It's now more environmentally friendly to fly than to drive the same distance. That doesn't make it good for the environment, exactly, but Reuters' John Kemp reports on a new study out of the Transportation Research Institute at the University of Michigan:
As gas prices fluctuate between $3 and $4, car buyers continue to seek relief at the pump by focusing on cars with high fuel-efficiency. But unlike in recent years, in which hybrids were considered the best bets for consumers wanting high fuel economy, auto observers are now saying gas-powered vehicles may now be the biggest bang for the buck.
It may be counterintuitive, but walking might be worse for the environment than driving. That's the conclusion Richard B. Mckenzie, a professor of Economics at the Paul Merage School of Business comes to in his blog post on EconLib.
CHENNAI: When it comes to buying a new car, Indian consumers will root more for mileage than engine power.
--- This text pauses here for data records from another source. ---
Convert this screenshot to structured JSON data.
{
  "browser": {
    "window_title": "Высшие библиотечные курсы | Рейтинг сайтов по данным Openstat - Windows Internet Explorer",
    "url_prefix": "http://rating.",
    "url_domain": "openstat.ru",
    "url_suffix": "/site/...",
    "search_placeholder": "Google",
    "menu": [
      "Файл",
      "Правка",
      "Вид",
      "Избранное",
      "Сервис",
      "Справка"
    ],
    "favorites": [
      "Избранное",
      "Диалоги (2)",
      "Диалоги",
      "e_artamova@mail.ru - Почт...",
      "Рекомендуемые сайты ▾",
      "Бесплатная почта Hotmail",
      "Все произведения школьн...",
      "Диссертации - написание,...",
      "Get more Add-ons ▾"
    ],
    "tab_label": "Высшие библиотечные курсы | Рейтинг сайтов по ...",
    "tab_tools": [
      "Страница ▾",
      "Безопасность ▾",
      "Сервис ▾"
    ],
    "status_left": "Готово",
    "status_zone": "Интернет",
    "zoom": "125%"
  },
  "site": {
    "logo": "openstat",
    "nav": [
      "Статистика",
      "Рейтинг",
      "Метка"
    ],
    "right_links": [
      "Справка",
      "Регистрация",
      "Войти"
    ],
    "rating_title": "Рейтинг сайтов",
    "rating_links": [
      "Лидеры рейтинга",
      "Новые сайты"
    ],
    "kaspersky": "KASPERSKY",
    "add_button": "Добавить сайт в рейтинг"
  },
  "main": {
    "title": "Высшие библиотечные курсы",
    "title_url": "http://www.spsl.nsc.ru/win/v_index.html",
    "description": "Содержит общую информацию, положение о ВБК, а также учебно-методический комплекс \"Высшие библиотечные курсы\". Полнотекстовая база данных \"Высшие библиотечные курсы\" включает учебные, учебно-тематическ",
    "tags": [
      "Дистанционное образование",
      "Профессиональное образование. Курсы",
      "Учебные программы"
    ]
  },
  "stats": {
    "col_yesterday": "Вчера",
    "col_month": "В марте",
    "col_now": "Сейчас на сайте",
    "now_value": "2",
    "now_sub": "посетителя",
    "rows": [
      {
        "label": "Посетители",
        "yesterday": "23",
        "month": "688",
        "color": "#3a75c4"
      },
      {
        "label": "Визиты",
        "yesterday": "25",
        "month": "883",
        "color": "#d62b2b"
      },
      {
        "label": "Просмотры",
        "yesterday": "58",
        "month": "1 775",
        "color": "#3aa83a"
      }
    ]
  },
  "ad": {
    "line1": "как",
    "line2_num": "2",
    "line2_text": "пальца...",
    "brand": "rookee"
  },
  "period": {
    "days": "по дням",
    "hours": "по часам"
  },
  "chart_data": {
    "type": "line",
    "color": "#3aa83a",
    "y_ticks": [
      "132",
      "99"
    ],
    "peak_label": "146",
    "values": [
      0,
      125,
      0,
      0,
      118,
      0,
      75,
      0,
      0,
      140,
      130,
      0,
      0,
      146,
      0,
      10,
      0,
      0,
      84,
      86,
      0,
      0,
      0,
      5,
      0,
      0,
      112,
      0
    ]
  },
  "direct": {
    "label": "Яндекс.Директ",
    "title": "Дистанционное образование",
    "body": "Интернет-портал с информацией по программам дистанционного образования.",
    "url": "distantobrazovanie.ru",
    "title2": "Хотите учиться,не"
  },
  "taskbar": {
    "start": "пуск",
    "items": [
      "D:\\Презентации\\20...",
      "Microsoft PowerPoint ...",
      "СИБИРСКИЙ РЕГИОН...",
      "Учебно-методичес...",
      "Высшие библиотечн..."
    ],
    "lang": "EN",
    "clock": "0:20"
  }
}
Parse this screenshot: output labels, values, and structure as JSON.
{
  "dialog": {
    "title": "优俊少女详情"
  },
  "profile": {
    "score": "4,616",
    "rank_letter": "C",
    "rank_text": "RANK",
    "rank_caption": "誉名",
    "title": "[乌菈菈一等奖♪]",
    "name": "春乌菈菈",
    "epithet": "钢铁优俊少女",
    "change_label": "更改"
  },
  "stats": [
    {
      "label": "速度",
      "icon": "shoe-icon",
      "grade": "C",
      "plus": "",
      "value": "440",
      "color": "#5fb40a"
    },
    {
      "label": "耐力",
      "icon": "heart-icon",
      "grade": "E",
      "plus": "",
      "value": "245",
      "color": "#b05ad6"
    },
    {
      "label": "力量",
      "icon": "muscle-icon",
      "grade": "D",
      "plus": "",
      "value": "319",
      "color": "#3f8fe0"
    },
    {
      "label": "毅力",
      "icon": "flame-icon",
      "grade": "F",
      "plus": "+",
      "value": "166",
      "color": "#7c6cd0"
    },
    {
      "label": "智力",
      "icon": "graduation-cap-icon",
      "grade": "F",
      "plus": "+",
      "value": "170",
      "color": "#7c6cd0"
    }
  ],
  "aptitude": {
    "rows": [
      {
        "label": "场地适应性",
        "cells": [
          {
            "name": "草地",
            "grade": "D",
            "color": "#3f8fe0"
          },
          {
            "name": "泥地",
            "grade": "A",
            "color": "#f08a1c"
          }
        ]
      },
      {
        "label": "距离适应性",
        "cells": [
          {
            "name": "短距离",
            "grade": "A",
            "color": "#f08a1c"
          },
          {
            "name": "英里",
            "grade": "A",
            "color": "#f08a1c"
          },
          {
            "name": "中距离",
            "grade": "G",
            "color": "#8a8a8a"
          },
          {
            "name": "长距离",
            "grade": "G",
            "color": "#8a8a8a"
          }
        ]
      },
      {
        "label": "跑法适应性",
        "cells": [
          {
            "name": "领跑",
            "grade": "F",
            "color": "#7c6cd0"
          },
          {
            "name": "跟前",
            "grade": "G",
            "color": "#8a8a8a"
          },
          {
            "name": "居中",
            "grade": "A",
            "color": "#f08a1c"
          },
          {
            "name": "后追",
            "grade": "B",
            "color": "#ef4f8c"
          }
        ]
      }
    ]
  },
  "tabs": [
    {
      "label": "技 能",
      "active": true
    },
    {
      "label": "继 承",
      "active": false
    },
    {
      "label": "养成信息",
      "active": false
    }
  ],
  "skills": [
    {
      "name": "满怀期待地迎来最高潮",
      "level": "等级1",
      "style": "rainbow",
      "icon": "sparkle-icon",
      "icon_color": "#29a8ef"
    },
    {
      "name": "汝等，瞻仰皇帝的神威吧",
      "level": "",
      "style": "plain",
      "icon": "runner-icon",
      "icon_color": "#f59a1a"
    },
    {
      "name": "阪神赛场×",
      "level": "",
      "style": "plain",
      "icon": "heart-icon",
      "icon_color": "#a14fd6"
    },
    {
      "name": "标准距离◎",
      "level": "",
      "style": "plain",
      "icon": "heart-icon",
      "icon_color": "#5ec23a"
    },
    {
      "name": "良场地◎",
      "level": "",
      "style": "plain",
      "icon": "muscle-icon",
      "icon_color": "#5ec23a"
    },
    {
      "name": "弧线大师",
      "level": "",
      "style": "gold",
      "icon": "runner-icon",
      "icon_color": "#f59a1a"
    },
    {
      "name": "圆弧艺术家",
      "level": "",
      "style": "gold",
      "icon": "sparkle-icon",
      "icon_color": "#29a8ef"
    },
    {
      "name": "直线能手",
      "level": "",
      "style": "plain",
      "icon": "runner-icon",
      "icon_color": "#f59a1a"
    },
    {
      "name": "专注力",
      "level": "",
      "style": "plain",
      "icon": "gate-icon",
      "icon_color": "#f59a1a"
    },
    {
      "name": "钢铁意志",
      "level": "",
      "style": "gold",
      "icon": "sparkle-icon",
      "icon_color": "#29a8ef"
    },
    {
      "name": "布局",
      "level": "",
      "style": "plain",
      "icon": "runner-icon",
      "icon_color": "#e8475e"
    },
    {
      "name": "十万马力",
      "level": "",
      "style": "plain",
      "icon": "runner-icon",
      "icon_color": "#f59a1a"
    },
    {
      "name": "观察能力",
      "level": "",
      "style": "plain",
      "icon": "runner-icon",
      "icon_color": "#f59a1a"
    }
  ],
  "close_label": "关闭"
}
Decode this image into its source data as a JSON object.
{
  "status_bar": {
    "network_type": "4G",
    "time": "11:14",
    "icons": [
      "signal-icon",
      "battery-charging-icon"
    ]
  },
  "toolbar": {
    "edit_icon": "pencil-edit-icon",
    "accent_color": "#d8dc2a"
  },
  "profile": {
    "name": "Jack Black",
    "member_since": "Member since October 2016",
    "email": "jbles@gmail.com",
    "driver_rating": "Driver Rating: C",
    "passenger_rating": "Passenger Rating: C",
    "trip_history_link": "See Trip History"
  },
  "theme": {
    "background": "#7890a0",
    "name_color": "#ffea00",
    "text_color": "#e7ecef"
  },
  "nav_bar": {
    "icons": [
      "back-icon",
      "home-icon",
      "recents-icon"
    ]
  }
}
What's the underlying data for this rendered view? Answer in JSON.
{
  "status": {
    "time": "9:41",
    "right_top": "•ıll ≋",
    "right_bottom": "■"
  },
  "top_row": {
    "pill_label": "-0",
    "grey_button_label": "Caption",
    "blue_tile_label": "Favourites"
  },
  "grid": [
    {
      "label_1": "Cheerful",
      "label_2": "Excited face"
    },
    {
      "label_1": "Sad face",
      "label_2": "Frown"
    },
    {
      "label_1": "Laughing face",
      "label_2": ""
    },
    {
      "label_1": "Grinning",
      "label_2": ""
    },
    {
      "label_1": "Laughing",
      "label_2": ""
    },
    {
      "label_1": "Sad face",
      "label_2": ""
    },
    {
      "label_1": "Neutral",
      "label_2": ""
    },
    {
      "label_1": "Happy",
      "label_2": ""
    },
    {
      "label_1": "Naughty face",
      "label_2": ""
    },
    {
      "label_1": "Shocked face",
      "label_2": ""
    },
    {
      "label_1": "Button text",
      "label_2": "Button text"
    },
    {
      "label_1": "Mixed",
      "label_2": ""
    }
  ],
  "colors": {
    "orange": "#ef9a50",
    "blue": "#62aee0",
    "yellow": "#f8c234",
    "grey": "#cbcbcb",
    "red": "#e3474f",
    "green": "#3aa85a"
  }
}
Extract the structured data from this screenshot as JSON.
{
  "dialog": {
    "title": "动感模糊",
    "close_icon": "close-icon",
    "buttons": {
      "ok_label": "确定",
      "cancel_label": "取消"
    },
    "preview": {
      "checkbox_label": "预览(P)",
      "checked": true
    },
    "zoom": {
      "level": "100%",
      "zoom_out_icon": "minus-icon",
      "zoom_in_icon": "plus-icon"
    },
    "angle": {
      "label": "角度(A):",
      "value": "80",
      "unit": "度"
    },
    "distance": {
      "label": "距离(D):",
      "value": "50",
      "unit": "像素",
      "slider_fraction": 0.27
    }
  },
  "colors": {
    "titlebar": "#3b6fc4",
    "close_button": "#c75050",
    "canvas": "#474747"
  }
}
According to a recent global survey by Ford, 6 out of 10 car buyers in India want a fuel efficient vehicle and 72% are looking to save money. Indian customers are seriously worried about fluctuating fuel prices and a good 60% don't expect fuel price stability in the next 12 months. As a result, 56% of Indian consumers planning to buy a new car in the next 12 months will go for a more fuel efficient vehicle rather than one that offers more engine power.
Courtesy of Kartikeya SinghAround the world, 1.2 billion people don't have access to electricity. That's nearly 17% of the world's population.
When the sun goes down, their day ends.
Students can't study past sundown. Shopowners have to close up early. Using the bathroom in the middle of the night can mean a dangerous trip outside.
Frequent readers of this blog will know that I am enormously skeptical of most fuel and efficiency numbers for electric vehicles. Electric vehicles can be quite efficient, and I personally really enjoy the driving feel of an electric car, but most of the numbers published for them, including by the government, are garbage. I have previously written a series of articles challenging the EPA's MPGe methodology for electric cars.
Using a rich dataset for the European car markets, this column shows that consumers moderately undervalue future fuel costs. This investment inefficiency is too small to justify upfront car taxes to promote fuel efficient cars. A car tax results in a more fuel efficient vehicle fleet than a fuel tax, but fails to induce high-mileage consumers to substitute to more fuel efficient cars. Once we take this targeting effect into account, fuel taxes turn out to be more effective.
"With gas prices soaring again, car buyers are looking for more fuel-efficient vehicles. The Santa Monica Mountains Cyclery (SMMC), a bike shop in Woodland Hills near Los Angeles, has a different idea – drivers should opt for bicycles instead.